### Try it:
The records below are to be restated word for word, with every picture left out.

(Dataset rows for apps and sites)
------------------------

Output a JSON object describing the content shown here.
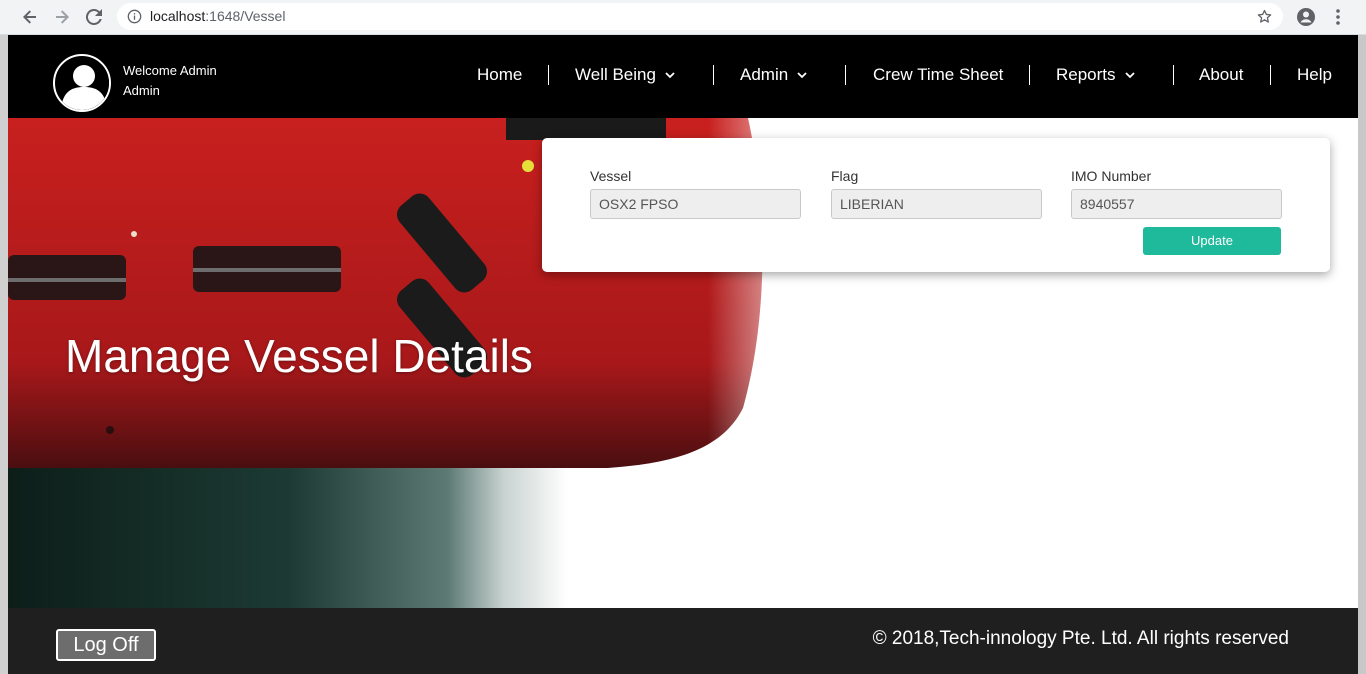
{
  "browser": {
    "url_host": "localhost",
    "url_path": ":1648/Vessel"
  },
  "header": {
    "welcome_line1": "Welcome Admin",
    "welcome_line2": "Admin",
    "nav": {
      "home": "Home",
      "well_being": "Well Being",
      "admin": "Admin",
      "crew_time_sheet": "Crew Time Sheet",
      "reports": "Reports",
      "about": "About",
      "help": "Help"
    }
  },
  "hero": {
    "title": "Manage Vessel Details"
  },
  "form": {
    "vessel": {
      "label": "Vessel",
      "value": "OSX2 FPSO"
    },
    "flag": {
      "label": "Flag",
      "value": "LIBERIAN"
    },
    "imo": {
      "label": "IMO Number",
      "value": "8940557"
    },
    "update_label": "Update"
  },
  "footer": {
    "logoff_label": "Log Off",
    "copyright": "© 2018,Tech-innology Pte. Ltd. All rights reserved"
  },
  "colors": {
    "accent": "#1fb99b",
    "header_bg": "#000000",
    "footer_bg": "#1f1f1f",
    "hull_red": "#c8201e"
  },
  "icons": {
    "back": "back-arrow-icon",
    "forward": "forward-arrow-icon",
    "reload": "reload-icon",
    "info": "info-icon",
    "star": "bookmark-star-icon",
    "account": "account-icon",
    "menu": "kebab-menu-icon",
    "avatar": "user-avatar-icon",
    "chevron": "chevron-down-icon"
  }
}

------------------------

### Solution:
Output a JSON object describing the content shown here.
{
  "browser": {
    "url_host": "localhost",
    "url_path": ":1648/Vessel"
  },
  "header": {
    "welcome_line1": "Welcome Admin",
    "welcome_line2": "Admin",
    "nav": {
      "home": "Home",
      "well_being": "Well Being",
      "admin": "Admin",
      "crew_time_sheet": "Crew Time Sheet",
      "reports": "Reports",
      "about": "About",
      "help": "Help"
    }
  },
  "hero": {
    "title": "Manage Vessel Details"
  },
  "form": {
    "vessel": {
      "label": "Vessel",
      "value": "OSX2 FPSO"
    },
    "flag": {
      "label": "Flag",
      "value": "LIBERIAN"
    },
    "imo": {
      "label": "IMO Number",
      "value": "8940557"
    },
    "update_label": "Update"
  },
  "footer": {
    "logoff_label": "Log Off",
    "copyright": "© 2018,Tech-innology Pte. Ltd. All rights reserved"
  },
  "colors": {
    "accent": "#1fb99b",
    "header_bg": "#000000",
    "footer_bg": "#1f1f1f",
    "hull_red": "#c8201e"
  },
  "icons": {
    "back": "back-arrow-icon",
    "forward": "forward-arrow-icon",
    "reload": "reload-icon",
    "info": "info-icon",
    "star": "bookmark-star-icon",
    "account": "account-icon",
    "menu": "kebab-menu-icon",
    "avatar": "user-avatar-icon",
    "chevron": "chevron-down-icon"
  }
}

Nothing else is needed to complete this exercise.